The first thing that struck me about the Toyota was the abnormally high positioning of the steering column. Even with the steering wheel adjusted as far down and as close to me as possible, my arms were uncomfortably high. Had I driven the Corolla a distance comparable to what my wife had, my arms would have quickly tired.
The second item of note was the sound of the engine. While the engine in the Focus sounded as smooth and mellow as possible for a four-banger, the engine in the Corolla had a distinctly nasal quality to it. For comparison purposes, think of it as the contrast between smooth and vibrant Waylon Jennings and the nasal cacophony of Willie Nelson (auditory comparison here). It simply was not an endearing sound. In this regard, Toyota could learn a lot from Ford.
It should also be noted the Ford has a twenty-eight horsepower advantage as well as an additional two forward gears.
I found the console in the 2014 Focus to be an irritant; I heartily applaud Toyota on the design of the console in this car, as it was minuscule in comparison and helped make the interior feel more expansive than it really is. It served its function without being an insidious invasion of ones personal space. It also allowed me to reach over and rub Mrs. Jason’s leg without having to navigate around some large, physical barrier. For this, Ford could learn a lot from Toyota.
Bright colors tend to make people more upbeat; the trend of automotive interiors with such dark colors is counterproductive to facilitating a happy owner experience. I do not know if this darkness is a predominant Toyota theme, or a reflection of the LE trim level. This coal black interior did conspire to make the cabin inordinately warm on a temperate day. Mrs. Jason said she is unaccustomed to running the air conditioner when the ambient temperature is only 70 degrees Fahrenheit; she said it was like a greenhouse above that temperature. Such absorption of heat likely doesn’t help with the longevity of the interior.
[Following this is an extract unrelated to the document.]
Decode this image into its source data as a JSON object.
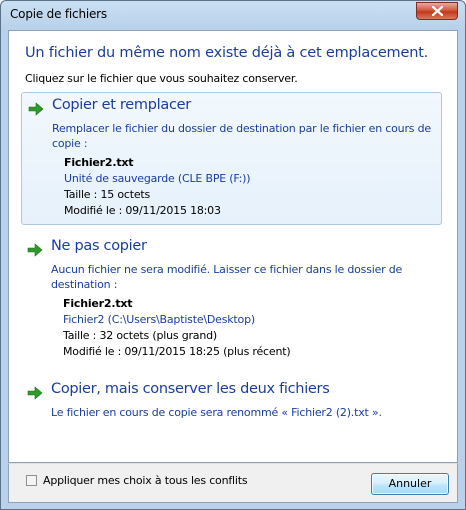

Are dyes other than black so prohibitively expensive?
Styling is very subjective, but let’s face it, many of our choices on our automotive purchases possess a certain degree of subjectivity. For being a compact car, I do find this generation of Corolla to be preferable to most of its competition; the redesigned 2014 models aren’t offensive in appearance, a mild evolution of this 2013 model. While I still prefer the styling of the Jetta amongst the compact car field, the Corolla does look more appealing than the four-wheeled jelly bean design utilized by some its competitors.
So has Toyota succeeded in making a convert? No. While a decent car, the Corolla did not exhibit any quality that makes it truly unique. It simply did its thing with less overall irritation than what two competitors have.
Being the least offensive does have advantages, something Toyota has certainly been masterful in exploiting. It could be argued that this generally inoffensive demeanor is the strong point for this Corolla and Toyota’s in general. However, I liken it to the student who consistently earns B’s and C’s; he is consistent, yet not a standout. How could he ever expect to graduate at the top of his class?